dkahn400 <[email protected]> wrote:
> Ben C wrote:
>
> > What's the other end of the 2" length of cable attached to? Or do you
> > just leave the ferrule or whatever it's called on one end?

>
> The nipple. Yes, I think that's the idea, and it sounds like a great
> dodge. You'd probably want to wrap a piece of insulating tape or
> similar round the cut end to stop it unravelling while carrying it
> around.
>

Just tin it with solder.
 
B

Ben C

Guest
On 2006-11-14, Rob Morley <[email protected]> wrote:
> In article <[email protected]>
> dkahn400 <[email protected]> wrote:
>> Ben C wrote:
>>
>> > What's the other end of the 2" length of cable attached to? Or do you
>> > just leave the ferrule or whatever it's called on one end?

>>
>> The nipple.

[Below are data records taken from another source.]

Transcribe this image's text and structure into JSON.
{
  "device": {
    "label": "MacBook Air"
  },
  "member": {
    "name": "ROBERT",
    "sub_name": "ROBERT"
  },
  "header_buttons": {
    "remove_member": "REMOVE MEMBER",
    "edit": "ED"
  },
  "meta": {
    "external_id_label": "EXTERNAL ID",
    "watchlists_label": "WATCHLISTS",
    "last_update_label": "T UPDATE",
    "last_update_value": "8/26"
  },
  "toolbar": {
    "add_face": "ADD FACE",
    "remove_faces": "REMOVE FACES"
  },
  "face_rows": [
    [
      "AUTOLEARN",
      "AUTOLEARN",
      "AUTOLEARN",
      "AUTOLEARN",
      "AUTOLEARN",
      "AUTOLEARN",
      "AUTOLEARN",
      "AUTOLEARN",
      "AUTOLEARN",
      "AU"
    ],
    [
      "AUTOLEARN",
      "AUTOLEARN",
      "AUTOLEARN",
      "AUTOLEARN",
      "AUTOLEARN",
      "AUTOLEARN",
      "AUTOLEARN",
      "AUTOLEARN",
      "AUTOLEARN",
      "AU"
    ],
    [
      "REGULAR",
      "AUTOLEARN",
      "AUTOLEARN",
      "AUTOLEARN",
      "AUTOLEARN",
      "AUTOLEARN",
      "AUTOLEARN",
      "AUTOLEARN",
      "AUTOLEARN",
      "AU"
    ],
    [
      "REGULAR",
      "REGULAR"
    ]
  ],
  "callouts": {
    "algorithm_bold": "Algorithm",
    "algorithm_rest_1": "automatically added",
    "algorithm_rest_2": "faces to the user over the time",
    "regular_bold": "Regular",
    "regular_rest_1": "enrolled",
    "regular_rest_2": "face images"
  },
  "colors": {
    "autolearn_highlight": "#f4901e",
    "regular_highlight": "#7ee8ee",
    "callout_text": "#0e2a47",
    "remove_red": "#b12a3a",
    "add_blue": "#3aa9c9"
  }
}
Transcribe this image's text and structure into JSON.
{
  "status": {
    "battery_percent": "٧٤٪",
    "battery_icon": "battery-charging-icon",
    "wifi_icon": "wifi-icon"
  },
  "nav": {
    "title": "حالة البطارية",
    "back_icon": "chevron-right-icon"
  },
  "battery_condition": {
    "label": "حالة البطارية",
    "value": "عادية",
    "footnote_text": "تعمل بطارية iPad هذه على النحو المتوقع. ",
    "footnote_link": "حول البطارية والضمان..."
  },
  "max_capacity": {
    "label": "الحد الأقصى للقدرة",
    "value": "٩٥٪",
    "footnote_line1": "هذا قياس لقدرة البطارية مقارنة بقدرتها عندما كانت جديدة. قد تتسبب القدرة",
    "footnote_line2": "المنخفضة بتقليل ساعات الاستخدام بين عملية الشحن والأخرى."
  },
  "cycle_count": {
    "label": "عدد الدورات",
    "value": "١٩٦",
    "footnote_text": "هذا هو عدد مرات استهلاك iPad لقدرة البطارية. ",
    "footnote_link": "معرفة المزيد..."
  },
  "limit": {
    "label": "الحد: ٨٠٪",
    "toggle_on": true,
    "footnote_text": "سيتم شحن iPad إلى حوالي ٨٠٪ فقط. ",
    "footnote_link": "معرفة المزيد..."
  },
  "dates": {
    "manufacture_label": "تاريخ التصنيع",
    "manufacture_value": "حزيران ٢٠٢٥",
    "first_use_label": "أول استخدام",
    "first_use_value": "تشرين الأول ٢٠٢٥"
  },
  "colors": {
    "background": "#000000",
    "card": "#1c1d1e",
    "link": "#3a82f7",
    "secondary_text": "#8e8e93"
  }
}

Yes, I think that's the idea, and it sounds like a great
>> dodge. You'd probably want to wrap a piece of insulating tape or
>> similar round the cut end to stop it unravelling while carrying it
>> around.
>>

> Just tin it with solder.


I did that to protect the end of a cable I'd just installed and for
which I didn't have one of those crimp-cap things, using a normal
electrical soldering iron, and it worked fine. So I tried it again later
on my other bike, which had a fancy Campagnolo cable somehow pre-infused
with Teflon, and the solder absolutely refused to stick to it. I ended
up just putting a blob of glue on the end.
 
D

Doki

Guest
"Simon Mason" <[email protected]> wrote in message
news:[email protected]
> Last night on a club run my RHS STI Shimano 105 gear cable snapped, sent
> the chain to the small rear cog and I tried to compensate by shifting to a
> smaller chainring, only to jam the chain in between two rings, meaning a
> long cold walk/coast home.
>
> Anyhow, I managed to free the chain by loosening the chainrings at home,
> but rather than send the bike into the LBS for a new cable I'll try and
> put one in myself. Can anyone point me in the direction of how to fit a
> gear cable into a RHS STI 105 shifter?
> Thanks.


Cut it with a dremel.